[Website and app data records]

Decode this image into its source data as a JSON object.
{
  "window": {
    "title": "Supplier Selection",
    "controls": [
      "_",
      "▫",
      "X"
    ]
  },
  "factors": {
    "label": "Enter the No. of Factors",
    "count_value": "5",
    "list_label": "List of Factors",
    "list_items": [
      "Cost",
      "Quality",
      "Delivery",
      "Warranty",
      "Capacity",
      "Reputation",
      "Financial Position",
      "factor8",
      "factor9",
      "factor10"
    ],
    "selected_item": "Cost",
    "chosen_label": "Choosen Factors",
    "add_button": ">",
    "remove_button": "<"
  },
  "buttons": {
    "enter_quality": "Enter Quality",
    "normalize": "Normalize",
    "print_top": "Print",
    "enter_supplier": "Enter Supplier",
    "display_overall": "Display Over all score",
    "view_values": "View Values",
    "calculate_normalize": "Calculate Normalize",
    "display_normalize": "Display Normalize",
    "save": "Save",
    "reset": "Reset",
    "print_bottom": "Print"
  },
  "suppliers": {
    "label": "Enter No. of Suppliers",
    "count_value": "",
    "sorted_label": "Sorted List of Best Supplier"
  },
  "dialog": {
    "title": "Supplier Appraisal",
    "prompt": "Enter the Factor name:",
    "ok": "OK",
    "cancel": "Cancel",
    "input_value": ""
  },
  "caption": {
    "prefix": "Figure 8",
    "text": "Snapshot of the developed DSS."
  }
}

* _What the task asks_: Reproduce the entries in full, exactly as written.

* _Solution below_:
Decode this image into its source data as a JSON object.
{
  "window": {
    "title": "Supplier Selection",
    "controls": [
      "_",
      "▫",
      "X"
    ]
  },
  "factors": {
    "label": "Enter the No. of Factors",
    "count_value": "5",
    "list_label": "List of Factors",
    "list_items": [
      "Cost",
      "Quality",
      "Delivery",
      "Warranty",
      "Capacity",
      "Reputation",
      "Financial Position",
      "factor8",
      "factor9",
      "factor10"
    ],
    "selected_item": "Cost",
    "chosen_label": "Choosen Factors",
    "add_button": ">",
    "remove_button": "<"
  },
  "buttons": {
    "enter_quality": "Enter Quality",
    "normalize": "Normalize",
    "print_top": "Print",
    "enter_supplier": "Enter Supplier",
    "display_overall": "Display Over all score",
    "view_values": "View Values",
    "calculate_normalize": "Calculate Normalize",
    "display_normalize": "Display Normalize",
    "save": "Save",
    "reset": "Reset",
    "print_bottom": "Print"
  },
  "suppliers": {
    "label": "Enter No. of Suppliers",
    "count_value": "",
    "sorted_label": "Sorted List of Best Supplier"
  },
  "dialog": {
    "title": "Supplier Appraisal",
    "prompt": "Enter the Factor name:",
    "ok": "OK",
    "cancel": "Cancel",
    "input_value": ""
  },
  "caption": {
    "prefix": "Figure 8",
    "text": "Snapshot of the developed DSS."
  }
}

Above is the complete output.